Website and app data records

■ ■ ■ ■ ■ ■ ■

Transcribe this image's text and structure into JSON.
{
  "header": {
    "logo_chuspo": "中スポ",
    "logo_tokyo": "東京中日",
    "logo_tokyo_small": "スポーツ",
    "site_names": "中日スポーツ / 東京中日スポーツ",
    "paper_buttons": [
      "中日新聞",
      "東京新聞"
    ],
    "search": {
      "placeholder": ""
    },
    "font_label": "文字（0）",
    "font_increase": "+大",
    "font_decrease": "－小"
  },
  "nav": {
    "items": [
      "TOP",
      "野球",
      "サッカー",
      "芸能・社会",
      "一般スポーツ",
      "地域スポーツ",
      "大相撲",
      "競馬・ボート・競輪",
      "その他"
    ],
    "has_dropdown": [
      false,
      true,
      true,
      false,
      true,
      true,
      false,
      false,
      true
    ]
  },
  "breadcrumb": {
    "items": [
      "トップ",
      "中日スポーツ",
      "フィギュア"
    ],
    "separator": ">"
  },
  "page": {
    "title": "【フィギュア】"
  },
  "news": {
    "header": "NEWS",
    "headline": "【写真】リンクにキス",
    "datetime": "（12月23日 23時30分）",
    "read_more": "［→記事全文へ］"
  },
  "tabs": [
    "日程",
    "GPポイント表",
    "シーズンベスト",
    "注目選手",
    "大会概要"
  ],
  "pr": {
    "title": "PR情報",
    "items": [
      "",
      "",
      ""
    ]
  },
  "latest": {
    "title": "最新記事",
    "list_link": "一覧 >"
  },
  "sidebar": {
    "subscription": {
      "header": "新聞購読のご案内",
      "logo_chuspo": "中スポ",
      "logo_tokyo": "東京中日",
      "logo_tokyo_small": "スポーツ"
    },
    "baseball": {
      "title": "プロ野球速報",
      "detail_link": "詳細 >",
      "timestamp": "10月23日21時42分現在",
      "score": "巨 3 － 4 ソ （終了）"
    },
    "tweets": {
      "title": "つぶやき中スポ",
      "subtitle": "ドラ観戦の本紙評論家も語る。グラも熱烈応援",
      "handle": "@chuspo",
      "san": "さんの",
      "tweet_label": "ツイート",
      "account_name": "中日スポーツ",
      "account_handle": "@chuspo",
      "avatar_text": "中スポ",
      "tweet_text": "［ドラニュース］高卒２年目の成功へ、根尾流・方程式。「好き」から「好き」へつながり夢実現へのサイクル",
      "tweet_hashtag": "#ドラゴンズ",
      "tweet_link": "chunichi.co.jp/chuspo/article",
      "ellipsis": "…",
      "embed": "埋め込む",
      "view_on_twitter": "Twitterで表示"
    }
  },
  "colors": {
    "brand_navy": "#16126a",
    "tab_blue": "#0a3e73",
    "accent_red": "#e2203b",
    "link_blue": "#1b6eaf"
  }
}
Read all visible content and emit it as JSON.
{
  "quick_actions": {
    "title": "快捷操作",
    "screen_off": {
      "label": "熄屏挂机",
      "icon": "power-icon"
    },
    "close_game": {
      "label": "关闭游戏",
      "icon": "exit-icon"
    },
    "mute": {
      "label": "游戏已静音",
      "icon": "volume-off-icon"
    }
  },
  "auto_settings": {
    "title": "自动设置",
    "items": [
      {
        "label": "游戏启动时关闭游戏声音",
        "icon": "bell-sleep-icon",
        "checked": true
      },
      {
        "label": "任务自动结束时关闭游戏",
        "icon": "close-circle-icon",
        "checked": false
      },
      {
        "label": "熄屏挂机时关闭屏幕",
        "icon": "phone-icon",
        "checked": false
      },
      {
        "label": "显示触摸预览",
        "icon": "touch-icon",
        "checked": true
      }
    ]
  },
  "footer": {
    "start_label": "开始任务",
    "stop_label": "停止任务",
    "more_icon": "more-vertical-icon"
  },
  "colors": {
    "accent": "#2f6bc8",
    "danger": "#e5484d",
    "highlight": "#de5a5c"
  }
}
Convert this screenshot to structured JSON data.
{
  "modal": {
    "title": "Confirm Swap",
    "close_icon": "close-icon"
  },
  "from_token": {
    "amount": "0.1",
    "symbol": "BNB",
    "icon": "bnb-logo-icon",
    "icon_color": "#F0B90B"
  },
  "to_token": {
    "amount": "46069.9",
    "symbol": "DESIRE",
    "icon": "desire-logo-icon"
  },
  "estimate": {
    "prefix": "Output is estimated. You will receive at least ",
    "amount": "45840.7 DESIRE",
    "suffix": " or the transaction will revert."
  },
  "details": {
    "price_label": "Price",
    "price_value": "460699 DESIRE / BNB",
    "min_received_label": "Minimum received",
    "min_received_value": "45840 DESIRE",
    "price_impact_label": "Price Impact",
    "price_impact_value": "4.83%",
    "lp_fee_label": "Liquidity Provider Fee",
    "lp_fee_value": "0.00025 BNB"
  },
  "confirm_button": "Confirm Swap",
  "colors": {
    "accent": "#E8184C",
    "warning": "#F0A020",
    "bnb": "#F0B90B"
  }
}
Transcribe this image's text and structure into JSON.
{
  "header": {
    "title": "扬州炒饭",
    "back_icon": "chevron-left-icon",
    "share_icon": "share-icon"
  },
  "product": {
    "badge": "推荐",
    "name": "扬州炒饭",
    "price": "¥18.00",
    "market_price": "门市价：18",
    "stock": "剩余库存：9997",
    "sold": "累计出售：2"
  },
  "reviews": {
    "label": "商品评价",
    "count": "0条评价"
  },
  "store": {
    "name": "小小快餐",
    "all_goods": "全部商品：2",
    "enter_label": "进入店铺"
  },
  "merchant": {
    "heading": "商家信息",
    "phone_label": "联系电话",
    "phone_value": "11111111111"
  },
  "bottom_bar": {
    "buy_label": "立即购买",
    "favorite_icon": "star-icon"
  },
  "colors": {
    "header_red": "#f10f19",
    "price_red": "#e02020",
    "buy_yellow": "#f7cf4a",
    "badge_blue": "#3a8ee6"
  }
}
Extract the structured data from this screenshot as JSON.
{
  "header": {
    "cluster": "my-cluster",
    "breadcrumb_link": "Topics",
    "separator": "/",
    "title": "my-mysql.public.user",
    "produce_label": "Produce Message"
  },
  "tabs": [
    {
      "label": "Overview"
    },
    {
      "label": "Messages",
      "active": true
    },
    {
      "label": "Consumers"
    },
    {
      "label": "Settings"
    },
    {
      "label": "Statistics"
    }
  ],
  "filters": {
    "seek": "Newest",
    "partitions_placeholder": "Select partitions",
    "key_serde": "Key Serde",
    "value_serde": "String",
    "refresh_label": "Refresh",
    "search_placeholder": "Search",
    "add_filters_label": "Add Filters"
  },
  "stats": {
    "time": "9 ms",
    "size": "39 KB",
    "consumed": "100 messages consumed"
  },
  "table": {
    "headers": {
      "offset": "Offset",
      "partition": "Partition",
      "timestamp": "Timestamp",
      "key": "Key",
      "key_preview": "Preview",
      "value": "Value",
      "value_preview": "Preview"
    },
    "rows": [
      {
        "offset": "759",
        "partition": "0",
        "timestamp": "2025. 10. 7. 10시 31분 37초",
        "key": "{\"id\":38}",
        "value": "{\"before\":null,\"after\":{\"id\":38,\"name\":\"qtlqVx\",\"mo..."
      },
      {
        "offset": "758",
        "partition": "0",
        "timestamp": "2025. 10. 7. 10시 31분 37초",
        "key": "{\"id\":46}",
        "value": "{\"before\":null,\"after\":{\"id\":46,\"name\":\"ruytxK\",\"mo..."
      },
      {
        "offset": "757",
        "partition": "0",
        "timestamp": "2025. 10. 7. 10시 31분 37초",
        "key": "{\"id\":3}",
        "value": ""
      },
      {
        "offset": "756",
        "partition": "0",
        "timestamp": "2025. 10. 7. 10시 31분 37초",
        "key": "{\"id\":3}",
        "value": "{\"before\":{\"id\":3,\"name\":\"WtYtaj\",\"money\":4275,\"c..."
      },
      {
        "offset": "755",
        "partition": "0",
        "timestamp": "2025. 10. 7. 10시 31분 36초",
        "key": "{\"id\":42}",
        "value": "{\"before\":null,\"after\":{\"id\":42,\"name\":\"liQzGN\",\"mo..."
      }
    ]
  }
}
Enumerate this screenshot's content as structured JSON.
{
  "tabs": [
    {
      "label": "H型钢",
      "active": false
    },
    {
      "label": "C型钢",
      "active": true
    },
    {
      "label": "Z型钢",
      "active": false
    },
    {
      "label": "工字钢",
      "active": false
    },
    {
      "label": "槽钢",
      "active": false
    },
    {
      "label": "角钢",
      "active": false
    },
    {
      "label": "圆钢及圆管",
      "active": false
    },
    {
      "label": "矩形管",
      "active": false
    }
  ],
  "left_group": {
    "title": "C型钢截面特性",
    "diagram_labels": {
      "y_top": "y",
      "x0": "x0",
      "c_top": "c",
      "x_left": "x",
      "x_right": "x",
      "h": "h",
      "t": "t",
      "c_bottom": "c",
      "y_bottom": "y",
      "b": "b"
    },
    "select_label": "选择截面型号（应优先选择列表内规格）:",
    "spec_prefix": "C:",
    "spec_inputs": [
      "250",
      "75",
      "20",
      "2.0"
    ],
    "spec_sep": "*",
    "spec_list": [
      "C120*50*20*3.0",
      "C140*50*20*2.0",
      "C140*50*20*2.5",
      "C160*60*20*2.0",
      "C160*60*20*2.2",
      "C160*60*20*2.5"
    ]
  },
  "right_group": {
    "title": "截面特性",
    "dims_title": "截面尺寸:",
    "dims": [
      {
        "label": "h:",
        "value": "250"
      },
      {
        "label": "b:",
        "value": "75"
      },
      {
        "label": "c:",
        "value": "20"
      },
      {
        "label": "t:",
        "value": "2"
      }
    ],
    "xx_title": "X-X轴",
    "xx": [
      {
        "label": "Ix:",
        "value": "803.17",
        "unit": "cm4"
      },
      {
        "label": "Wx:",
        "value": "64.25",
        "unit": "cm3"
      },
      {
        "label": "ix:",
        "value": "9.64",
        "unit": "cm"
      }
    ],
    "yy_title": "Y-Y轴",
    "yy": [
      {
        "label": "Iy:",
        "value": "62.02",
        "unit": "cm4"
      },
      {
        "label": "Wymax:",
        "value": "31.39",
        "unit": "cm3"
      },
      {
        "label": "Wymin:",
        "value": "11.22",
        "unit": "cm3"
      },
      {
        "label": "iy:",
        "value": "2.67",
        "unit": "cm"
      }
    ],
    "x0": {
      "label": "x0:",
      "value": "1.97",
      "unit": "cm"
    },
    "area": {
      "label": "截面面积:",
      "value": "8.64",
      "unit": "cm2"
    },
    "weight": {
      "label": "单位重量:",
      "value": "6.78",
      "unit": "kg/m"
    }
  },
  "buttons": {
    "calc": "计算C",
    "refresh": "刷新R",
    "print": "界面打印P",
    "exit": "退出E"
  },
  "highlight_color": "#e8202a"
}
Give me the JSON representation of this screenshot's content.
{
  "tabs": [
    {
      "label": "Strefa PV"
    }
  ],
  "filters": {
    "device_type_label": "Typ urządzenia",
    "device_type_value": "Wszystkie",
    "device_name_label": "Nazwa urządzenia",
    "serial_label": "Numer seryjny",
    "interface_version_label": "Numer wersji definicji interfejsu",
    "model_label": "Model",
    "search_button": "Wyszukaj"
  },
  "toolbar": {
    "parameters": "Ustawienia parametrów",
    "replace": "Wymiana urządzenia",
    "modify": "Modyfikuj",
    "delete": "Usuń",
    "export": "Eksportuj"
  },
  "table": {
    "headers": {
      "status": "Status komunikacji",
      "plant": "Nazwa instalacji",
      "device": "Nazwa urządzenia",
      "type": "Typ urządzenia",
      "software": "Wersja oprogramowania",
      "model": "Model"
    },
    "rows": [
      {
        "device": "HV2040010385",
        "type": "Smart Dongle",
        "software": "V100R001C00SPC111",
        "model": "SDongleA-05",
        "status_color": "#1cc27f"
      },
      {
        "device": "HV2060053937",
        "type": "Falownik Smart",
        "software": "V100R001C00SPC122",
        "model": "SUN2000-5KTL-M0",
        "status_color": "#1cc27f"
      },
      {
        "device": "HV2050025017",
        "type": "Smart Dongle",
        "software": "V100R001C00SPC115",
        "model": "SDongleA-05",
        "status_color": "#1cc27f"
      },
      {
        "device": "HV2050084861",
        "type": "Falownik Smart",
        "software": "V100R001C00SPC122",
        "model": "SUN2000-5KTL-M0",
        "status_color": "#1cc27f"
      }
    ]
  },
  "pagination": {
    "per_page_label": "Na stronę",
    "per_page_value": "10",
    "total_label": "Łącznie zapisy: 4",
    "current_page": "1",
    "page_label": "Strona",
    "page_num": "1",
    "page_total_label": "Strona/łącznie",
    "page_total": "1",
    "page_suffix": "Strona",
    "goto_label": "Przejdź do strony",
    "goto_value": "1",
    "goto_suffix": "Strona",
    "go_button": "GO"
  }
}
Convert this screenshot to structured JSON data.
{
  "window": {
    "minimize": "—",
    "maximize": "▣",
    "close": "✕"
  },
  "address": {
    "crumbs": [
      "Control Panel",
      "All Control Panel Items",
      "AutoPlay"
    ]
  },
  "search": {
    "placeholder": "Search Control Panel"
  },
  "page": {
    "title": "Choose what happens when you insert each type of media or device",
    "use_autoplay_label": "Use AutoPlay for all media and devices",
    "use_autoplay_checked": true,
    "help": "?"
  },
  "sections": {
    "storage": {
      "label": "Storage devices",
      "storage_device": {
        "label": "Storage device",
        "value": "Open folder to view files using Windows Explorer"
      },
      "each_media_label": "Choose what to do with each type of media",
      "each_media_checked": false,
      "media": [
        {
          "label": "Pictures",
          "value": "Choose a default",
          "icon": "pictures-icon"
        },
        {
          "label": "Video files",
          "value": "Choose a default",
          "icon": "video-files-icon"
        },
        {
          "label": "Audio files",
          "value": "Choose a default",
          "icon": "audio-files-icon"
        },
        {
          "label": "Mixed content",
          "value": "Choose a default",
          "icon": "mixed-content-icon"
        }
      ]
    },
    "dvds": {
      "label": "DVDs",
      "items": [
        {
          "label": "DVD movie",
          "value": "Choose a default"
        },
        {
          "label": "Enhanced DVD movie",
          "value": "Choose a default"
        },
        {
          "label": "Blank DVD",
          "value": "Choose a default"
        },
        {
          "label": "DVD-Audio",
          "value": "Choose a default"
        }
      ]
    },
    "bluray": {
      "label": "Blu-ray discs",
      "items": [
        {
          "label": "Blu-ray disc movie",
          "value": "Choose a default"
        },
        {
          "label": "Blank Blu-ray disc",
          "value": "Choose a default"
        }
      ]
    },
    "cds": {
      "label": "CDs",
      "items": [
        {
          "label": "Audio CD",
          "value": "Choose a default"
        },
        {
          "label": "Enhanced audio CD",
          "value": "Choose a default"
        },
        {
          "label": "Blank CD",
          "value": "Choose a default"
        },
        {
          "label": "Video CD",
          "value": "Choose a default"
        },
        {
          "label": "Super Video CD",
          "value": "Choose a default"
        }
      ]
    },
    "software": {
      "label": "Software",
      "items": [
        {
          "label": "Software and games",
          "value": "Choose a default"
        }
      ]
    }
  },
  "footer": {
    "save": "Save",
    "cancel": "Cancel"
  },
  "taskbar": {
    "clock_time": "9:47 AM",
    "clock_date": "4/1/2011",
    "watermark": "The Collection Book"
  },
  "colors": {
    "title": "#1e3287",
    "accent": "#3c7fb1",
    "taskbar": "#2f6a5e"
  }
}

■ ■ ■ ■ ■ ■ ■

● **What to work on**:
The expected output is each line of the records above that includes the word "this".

● **Answer for the task**:
Transcribe this image's text and structure into JSON.
Convert this screenshot to structured JSON data.
Transcribe this image's text and structure into JSON.
Extract the structured data from this screenshot as JSON.
Enumerate this screenshot's content as structured JSON.
Give me the JSON representation of this screenshot's content.
Convert this screenshot to structured JSON data.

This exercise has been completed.